Fighter with Down syndrome gets his match

Garrett "G-Money" Holeve, an MMA fighter with Down syndrome, has waited for years to have a sanctioned fight.

About a year and a half ago I met a young man named Garrett Holeve — an MMA fighter with Down syndrome.

Holeve had arranged to fight a man without a disability. It was obviously a controversial bout. I covered that story for Sportsnet magazine, trying to learn about the motivations of Holeve and his family. Mitch Holeve, Garrett’s father, received a great deal of criticism for supporting his son’s dream of being an MMA fighter. For the record, Mitch doesn’t care what the critics say. But as an outsider, I admit it seemed like a very dangerous idea.

Garrett Holeve proved my assumptions wrong. He was outmatched in his fight, but he was impressive. He was strong and fast and skilled. He just didn’t have the reflexes needed to compete at that level.

The fight was only allowed because the Florida Boxing Commission stipulated that there would be no winner— the fight was strictly an exhibition. There would be no headshots, no submissions, no punching at 100 per cent.

Holeve was proud of the fight — but he knew it wasn’t real. He wanted either to win or lose. He wanted the dignity of either outcome.

To get that chance, Holeve needed to find an opponent with special needs, of comparable talent and ability. He found that in David Steffan, a 29-year-old athlete honoured in the Nebraska Special Olympics Hall of Fame who has trained as an MMA fighter for three years. Steffan has cerebral palsy.

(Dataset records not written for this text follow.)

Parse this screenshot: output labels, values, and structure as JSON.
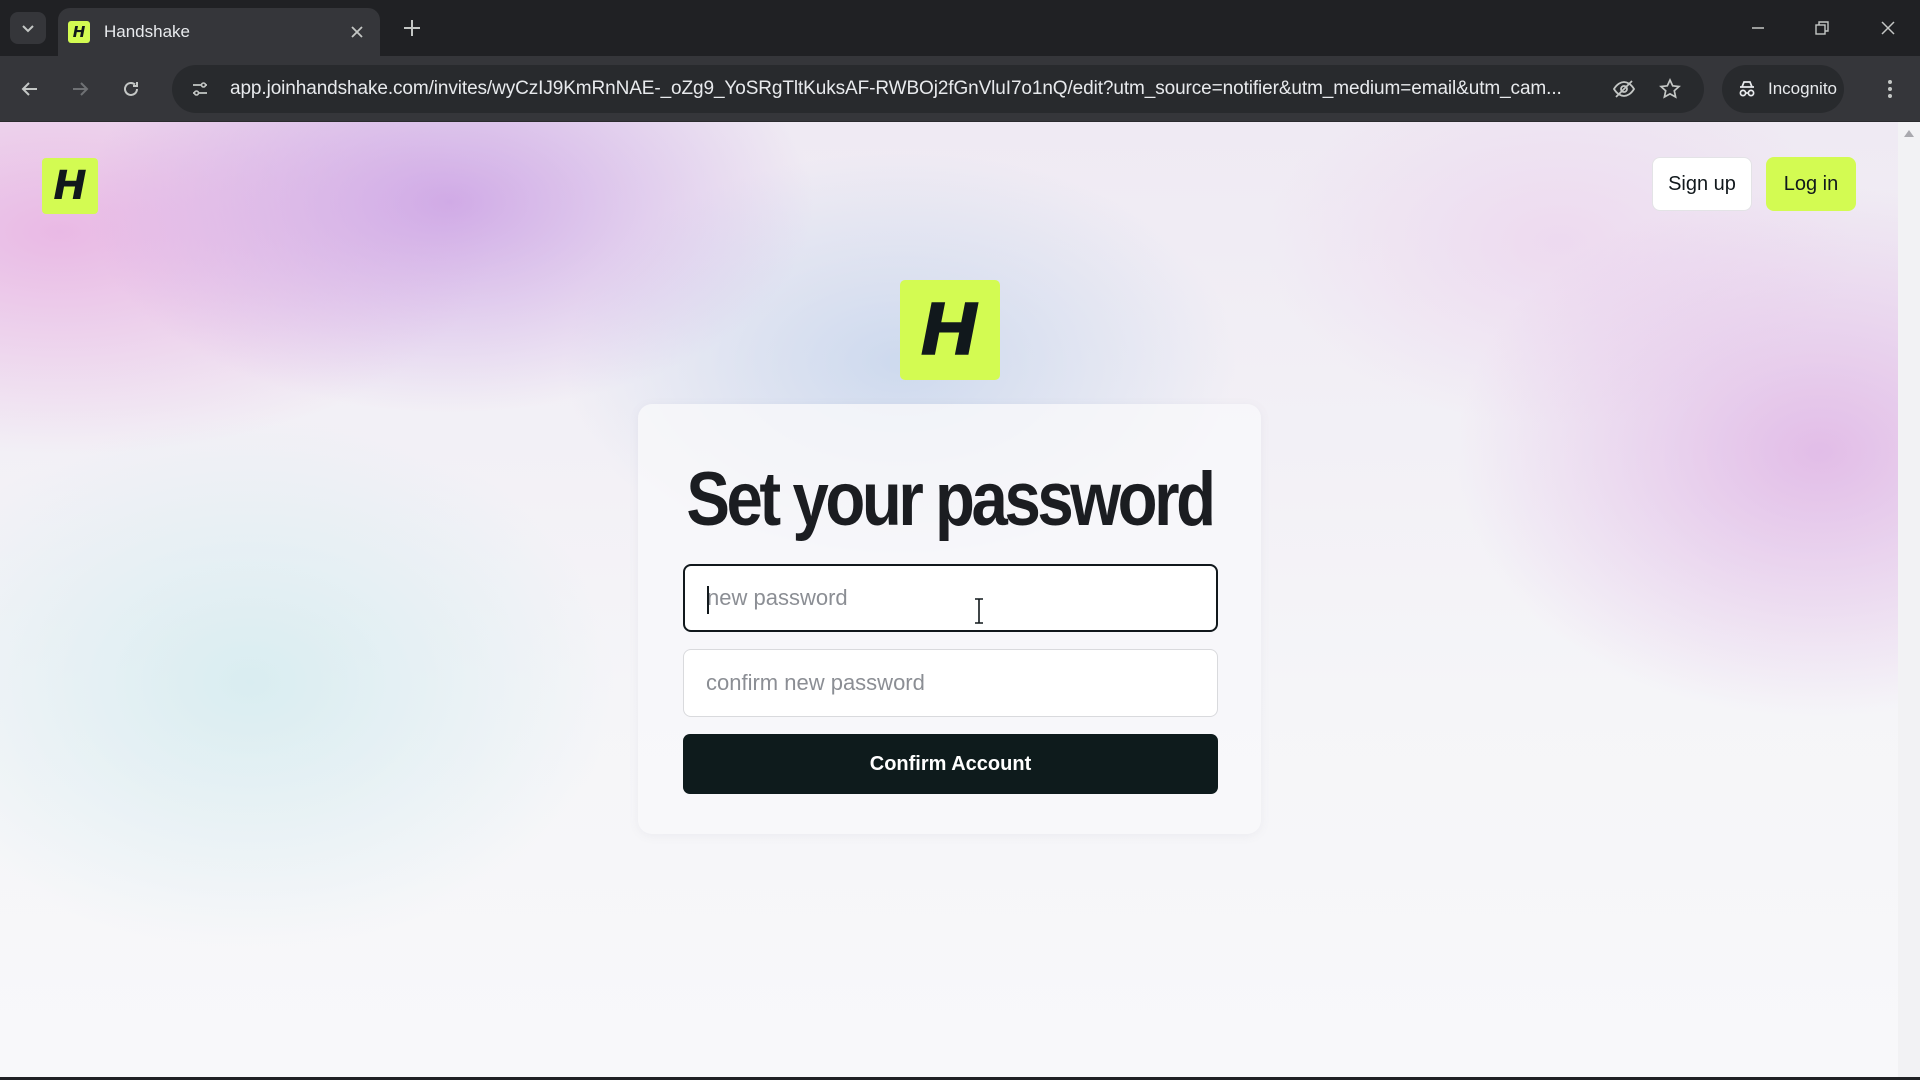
{
  "browser": {
    "tab": {
      "title": "Handshake",
      "favicon_letter": "H"
    },
    "url": "app.joinhandshake.com/invites/wyCzIJ9KmRnNAE-_oZg9_YoSRgTltKuksAF-RWBOj2fGnVluI7o1nQ/edit?utm_source=notifier&utm_medium=email&utm_cam...",
    "incognito_label": "Incognito",
    "icons": {
      "tab_search": "chevron-down-icon",
      "tab_close": "close-icon",
      "new_tab": "plus-icon",
      "minimize": "minimize-icon",
      "restore": "restore-icon",
      "close_window": "close-window-icon",
      "back": "back-arrow-icon",
      "forward": "forward-arrow-icon",
      "reload": "reload-icon",
      "site_info": "tune-icon",
      "tracking": "eye-off-icon",
      "bookmark": "star-icon",
      "incognito": "incognito-icon",
      "menu": "kebab-menu-icon"
    }
  },
  "header": {
    "logo_letter": "H",
    "signup_label": "Sign up",
    "login_label": "Log in"
  },
  "main": {
    "logo_letter": "H",
    "title": "Set your password",
    "new_password_placeholder": "new password",
    "confirm_password_placeholder": "confirm new password",
    "confirm_button_label": "Confirm Account"
  },
  "colors": {
    "brand_lime": "#d3fb52",
    "button_dark": "#0e1b1c",
    "text_dark": "#1b1d21"
  }
}
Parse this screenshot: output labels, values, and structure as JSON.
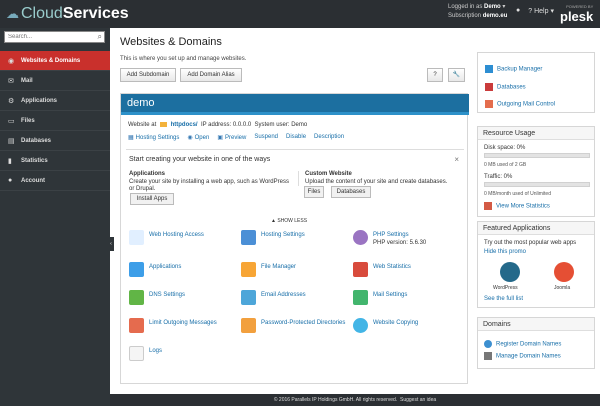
{
  "header": {
    "brand_prefix": "Cloud",
    "brand_suffix": "Services",
    "logged_in_label": "Logged in as",
    "logged_in_value": "Demo",
    "subscription_label": "Subscription",
    "subscription_value": "demo.eu",
    "profile_icon": "profile-icon",
    "help_label": "Help",
    "powered_by": "POWERED BY",
    "plesk": "plesk"
  },
  "sidebar": {
    "search_placeholder": "Search...",
    "items": [
      {
        "label": "Websites & Domains",
        "icon": "globe-icon"
      },
      {
        "label": "Mail",
        "icon": "mail-icon"
      },
      {
        "label": "Applications",
        "icon": "applications-icon"
      },
      {
        "label": "Files",
        "icon": "folder-icon"
      },
      {
        "label": "Databases",
        "icon": "database-icon"
      },
      {
        "label": "Statistics",
        "icon": "statistics-icon"
      },
      {
        "label": "Account",
        "icon": "account-icon"
      }
    ]
  },
  "main": {
    "title": "Websites & Domains",
    "subtitle": "This is where you set up and manage websites.",
    "buttons": {
      "add_subdomain": "Add Subdomain",
      "add_domain_alias": "Add Domain Alias",
      "help": "?",
      "settings": "🔧"
    },
    "domain": {
      "name": "demo",
      "website_at": "Website at",
      "httpdocs": "httpdocs/",
      "ip": "IP address: 0.0.0.0",
      "system_user": "System user: Demo",
      "actions": [
        "Hosting Settings",
        "Open",
        "Preview",
        "Suspend",
        "Disable",
        "Description"
      ]
    },
    "start": {
      "title": "Start creating your website in one of the ways",
      "applications_title": "Applications",
      "applications_desc": "Create your site by installing a web app, such as WordPress or Drupal.",
      "install_apps": "Install Apps",
      "custom_title": "Custom Website",
      "custom_desc": "Upload the content of your site and create databases.",
      "files": "Files",
      "databases": "Databases"
    },
    "show_less": "▲ SHOW LESS",
    "tools": [
      {
        "label": "Web Hosting Access",
        "icon": "web-hosting-access-icon"
      },
      {
        "label": "Hosting Settings",
        "icon": "hosting-settings-icon"
      },
      {
        "label": "PHP Settings",
        "sub": "PHP version: 5.6.30",
        "icon": "php-settings-icon"
      },
      {
        "label": "Applications",
        "icon": "applications-icon"
      },
      {
        "label": "File Manager",
        "icon": "file-manager-icon"
      },
      {
        "label": "Web Statistics",
        "icon": "web-statistics-icon"
      },
      {
        "label": "DNS Settings",
        "icon": "dns-settings-icon"
      },
      {
        "label": "Email Addresses",
        "icon": "email-addresses-icon"
      },
      {
        "label": "Mail Settings",
        "icon": "mail-settings-icon"
      },
      {
        "label": "Limit Outgoing Messages",
        "icon": "limit-outgoing-messages-icon"
      },
      {
        "label": "Password-Protected Directories",
        "icon": "password-protected-directories-icon"
      },
      {
        "label": "Website Copying",
        "icon": "website-copying-icon"
      },
      {
        "label": "Logs",
        "icon": "logs-icon"
      }
    ]
  },
  "right": {
    "quick_links": [
      "Backup Manager",
      "Databases",
      "Outgoing Mail Control"
    ],
    "resource_title": "Resource Usage",
    "disk_label": "Disk space: 0%",
    "disk_value": "0 MB used of 2 GB",
    "traffic_label": "Traffic: 0%",
    "traffic_value": "0 MB/month used of Unlimited",
    "view_stats": "View More Statistics",
    "featured_title": "Featured Applications",
    "featured_text": "Try out the most popular web apps",
    "hide_promo": "Hide this promo",
    "apps": [
      "WordPress",
      "Joomla"
    ],
    "full_list": "See the full list",
    "domains_title": "Domains",
    "domain_links": [
      "Register Domain Names",
      "Manage Domain Names"
    ]
  },
  "footer": {
    "copyright": "© 2016 Parallels IP Holdings GmbH. All rights reserved.",
    "suggest": "Suggest an idea"
  }
}
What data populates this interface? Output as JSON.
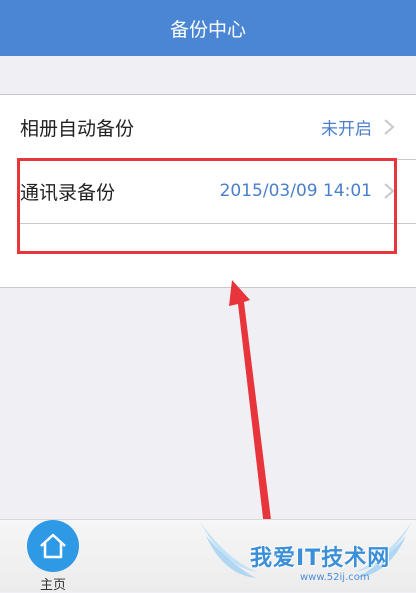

A fight was arranged to take place last August, but moments before it began the Florida Boxing Commission shut it down, executing a cease and desist order. It was a humiliating, frustrating experience for Holeve.

Then, after months of trying to find a state that would sanction a fight between two men with special needs, the Spire Sanctioning Alliance in Missouri agreed to allow the bout. Holeve had worked tirelessly just to have this chance.

The fight happened on Saturday.The full video is below. If you feel uncomfortable with the idea of watching an athlete with Down syndrome fight an athlete with cerebral palsy, please at least skip to the 8-minute mark — the part where Holeve roars triumphantly, arms outstretched.

Watch the joy in that place, and realize this was never about a sideshow — as some critics suggest.  This was simply about one man’s fight. I encourage you to go back and watch that part too.